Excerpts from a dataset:
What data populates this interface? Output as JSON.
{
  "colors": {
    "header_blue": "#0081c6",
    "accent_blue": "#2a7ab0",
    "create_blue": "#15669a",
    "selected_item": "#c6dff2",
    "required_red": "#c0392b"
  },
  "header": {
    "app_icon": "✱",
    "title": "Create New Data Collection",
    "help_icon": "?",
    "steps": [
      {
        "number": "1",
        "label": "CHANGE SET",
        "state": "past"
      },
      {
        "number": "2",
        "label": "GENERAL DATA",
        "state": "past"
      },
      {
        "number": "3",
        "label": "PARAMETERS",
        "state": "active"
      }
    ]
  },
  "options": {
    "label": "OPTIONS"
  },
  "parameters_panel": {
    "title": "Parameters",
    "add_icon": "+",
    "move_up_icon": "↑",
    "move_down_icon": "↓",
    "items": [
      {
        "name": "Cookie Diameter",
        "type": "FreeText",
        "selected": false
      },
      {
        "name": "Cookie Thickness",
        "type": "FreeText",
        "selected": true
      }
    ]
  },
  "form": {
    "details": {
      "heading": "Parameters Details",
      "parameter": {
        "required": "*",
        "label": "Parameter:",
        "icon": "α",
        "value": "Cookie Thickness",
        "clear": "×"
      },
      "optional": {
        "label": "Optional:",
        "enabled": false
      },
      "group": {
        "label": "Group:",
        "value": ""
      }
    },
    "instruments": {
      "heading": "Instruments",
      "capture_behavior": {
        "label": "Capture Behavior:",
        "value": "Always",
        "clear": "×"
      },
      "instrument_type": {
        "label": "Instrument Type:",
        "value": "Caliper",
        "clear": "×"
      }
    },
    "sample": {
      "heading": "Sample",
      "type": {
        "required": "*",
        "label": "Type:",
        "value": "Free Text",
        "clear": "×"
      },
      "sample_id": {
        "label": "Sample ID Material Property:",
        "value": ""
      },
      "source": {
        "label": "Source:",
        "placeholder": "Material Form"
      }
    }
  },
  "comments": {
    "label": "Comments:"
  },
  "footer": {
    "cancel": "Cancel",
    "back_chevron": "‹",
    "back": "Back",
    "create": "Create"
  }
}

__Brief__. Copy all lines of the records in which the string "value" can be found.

__Exercise solution__.
        "value": "Cookie Thickness",
        "value": ""
        "value": "Always",
        "value": "Caliper",
        "value": "Free Text",
        "value": ""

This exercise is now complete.